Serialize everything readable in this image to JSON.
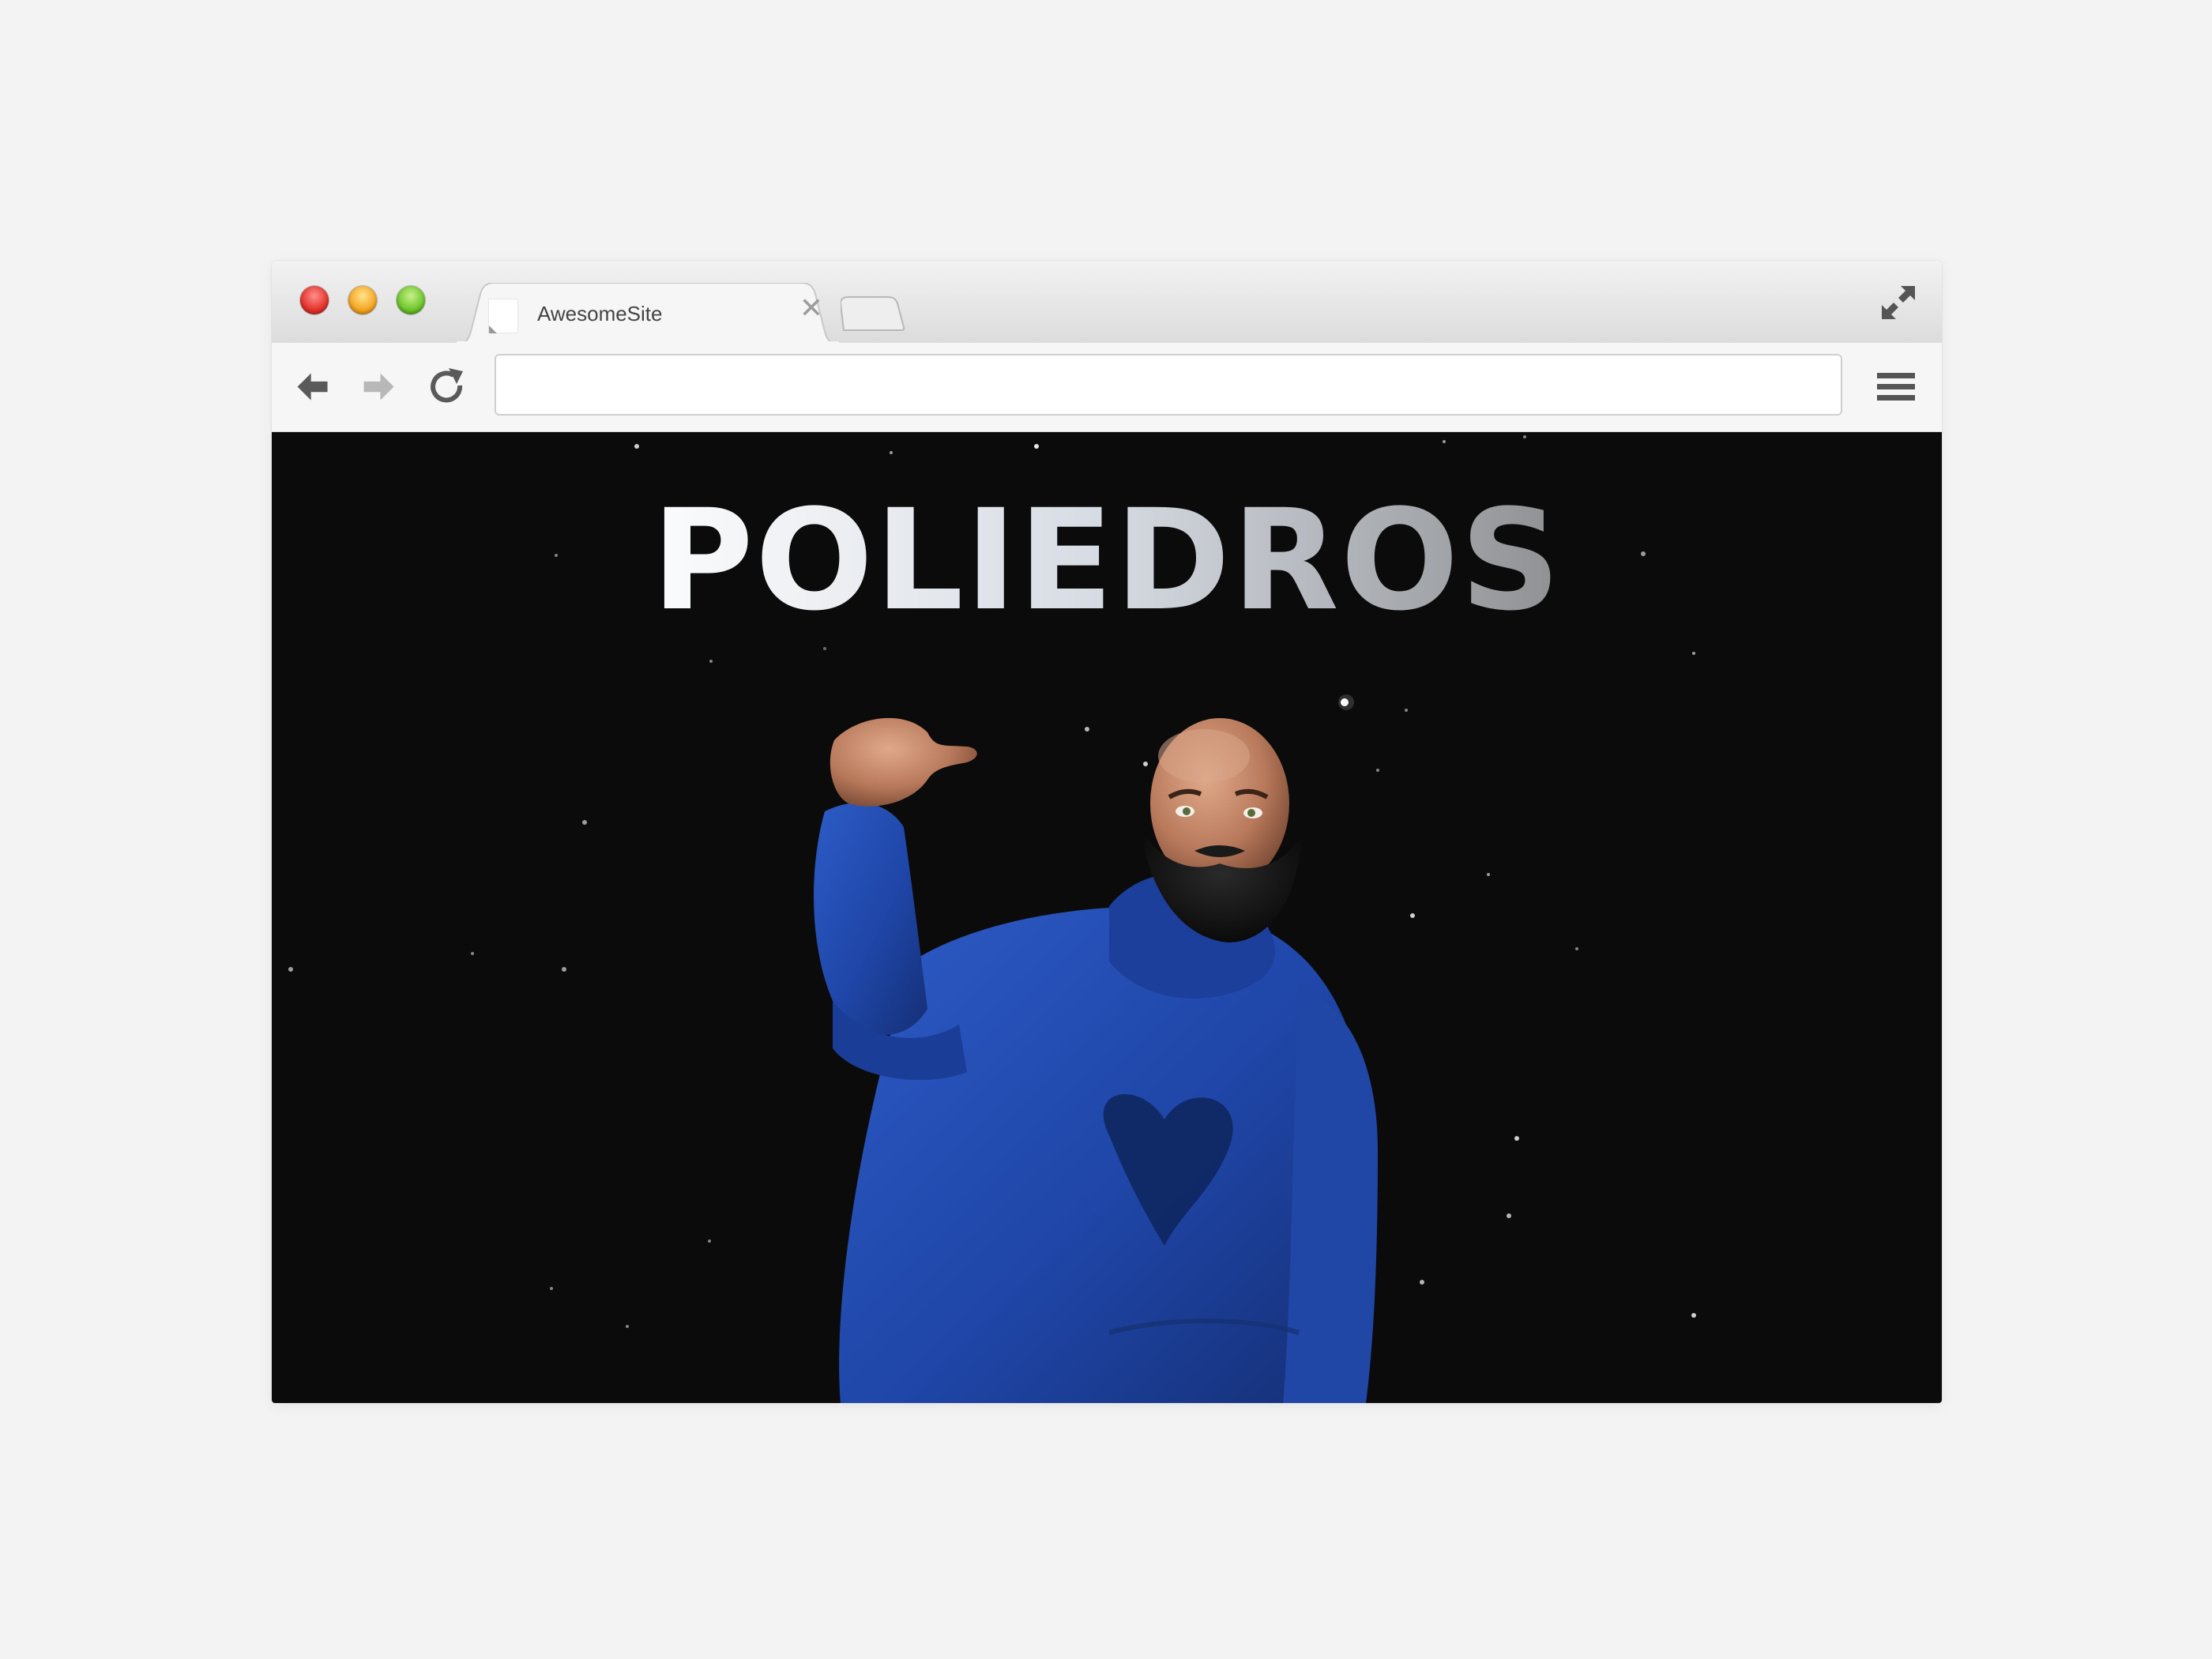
{
  "browser": {
    "tab": {
      "title": "AwesomeSite",
      "close_glyph": "✕"
    },
    "address_bar": {
      "value": "",
      "placeholder": ""
    },
    "icons": {
      "back": "arrow-left-icon",
      "forward": "arrow-right-icon",
      "reload": "reload-icon",
      "menu": "hamburger-menu-icon",
      "fullscreen": "expand-icon"
    },
    "traffic_lights": [
      "#e2322a",
      "#f5a623",
      "#6cc62a"
    ]
  },
  "page": {
    "headline": "POLIEDROS",
    "background_color": "#0b0b0b",
    "hero_image": "3d-avatar-man-bald-beard-blue-hoodie-thumb-pointing",
    "hoodie_color": "#1f46a8"
  }
}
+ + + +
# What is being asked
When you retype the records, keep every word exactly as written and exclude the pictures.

# Worked solution
Serialize everything readable in this image to JSON.
{
  "browser": {
    "tab": {
      "title": "AwesomeSite",
      "close_glyph": "✕"
    },
    "address_bar": {
      "value": "",
      "placeholder": ""
    },
    "icons": {
      "back": "arrow-left-icon",
      "forward": "arrow-right-icon",
      "reload": "reload-icon",
      "menu": "hamburger-menu-icon",
      "fullscreen": "expand-icon"
    },
    "traffic_lights": [
      "#e2322a",
      "#f5a623",
      "#6cc62a"
    ]
  },
  "page": {
    "headline": "POLIEDROS",
    "background_color": "#0b0b0b",
    "hero_image": "3d-avatar-man-bald-beard-blue-hoodie-thumb-pointing",
    "hoodie_color": "#1f46a8"
  }
}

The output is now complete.